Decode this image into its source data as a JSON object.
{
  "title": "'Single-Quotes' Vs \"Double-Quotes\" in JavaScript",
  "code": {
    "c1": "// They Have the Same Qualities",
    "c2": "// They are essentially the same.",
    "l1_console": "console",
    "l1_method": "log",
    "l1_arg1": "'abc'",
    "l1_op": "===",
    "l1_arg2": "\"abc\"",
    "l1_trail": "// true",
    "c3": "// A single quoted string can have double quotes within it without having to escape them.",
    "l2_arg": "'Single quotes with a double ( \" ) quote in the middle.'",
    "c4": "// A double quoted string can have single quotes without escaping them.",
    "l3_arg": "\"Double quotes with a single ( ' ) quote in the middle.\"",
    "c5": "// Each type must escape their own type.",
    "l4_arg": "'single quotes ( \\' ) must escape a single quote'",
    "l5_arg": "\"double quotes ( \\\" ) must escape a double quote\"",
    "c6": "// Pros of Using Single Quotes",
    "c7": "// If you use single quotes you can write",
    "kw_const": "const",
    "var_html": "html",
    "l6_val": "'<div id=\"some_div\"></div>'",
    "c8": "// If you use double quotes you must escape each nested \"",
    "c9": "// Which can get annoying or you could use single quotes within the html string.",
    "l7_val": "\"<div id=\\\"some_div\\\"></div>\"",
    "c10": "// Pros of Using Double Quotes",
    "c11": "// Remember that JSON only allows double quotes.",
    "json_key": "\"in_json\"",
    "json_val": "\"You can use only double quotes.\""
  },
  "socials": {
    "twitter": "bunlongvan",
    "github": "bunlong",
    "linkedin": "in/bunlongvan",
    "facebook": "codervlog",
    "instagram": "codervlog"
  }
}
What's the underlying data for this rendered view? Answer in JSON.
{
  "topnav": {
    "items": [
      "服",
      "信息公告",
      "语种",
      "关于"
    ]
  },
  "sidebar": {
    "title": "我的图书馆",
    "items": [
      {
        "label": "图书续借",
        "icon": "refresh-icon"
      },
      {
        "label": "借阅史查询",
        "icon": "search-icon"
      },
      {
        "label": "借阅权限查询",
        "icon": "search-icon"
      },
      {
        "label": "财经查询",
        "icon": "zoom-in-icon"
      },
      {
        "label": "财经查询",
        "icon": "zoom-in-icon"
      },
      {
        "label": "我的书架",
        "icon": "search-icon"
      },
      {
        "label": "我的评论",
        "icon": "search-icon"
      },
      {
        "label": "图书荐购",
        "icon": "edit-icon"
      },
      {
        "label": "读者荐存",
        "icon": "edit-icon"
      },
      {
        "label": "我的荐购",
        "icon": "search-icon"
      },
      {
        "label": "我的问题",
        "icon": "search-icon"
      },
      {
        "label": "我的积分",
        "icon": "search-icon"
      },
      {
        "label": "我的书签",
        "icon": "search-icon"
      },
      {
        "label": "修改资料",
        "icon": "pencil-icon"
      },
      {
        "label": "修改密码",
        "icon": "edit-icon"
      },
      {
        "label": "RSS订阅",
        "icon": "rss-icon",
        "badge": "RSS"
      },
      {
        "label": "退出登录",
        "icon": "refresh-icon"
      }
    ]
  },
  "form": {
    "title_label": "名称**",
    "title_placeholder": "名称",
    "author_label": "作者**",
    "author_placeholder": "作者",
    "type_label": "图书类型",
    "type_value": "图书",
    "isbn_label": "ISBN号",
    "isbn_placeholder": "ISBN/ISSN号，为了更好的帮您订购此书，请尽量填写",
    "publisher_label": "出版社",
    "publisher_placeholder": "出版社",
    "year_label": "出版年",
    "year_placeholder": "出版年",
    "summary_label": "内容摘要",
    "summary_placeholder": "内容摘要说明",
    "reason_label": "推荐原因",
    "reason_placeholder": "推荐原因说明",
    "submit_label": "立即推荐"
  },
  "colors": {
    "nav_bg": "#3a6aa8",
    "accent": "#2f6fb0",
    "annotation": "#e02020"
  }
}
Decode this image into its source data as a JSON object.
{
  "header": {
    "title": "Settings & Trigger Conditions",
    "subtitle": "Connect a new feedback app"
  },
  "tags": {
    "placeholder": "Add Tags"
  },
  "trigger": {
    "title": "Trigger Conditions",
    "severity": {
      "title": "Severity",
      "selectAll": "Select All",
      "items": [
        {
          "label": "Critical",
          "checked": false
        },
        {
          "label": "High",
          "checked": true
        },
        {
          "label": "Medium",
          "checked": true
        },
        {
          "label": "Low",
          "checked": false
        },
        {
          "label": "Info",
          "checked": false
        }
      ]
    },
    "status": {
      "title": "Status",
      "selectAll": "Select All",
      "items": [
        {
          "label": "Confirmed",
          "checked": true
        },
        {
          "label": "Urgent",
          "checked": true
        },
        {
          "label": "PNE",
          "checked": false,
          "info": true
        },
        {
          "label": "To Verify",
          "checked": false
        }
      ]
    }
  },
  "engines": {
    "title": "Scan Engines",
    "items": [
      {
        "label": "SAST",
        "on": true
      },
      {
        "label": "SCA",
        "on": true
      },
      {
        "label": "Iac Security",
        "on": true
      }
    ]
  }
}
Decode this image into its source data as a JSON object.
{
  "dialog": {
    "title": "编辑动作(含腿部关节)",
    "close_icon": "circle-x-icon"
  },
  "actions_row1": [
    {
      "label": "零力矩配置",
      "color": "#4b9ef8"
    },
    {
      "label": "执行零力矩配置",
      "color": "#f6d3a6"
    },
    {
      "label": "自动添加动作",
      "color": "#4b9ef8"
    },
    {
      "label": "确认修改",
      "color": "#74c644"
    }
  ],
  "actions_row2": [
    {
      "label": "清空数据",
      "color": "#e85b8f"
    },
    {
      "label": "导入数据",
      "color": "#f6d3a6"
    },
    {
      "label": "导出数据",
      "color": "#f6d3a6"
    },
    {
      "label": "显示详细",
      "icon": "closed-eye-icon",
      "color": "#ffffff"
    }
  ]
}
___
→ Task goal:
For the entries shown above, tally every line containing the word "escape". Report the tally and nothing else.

→ Response below:
5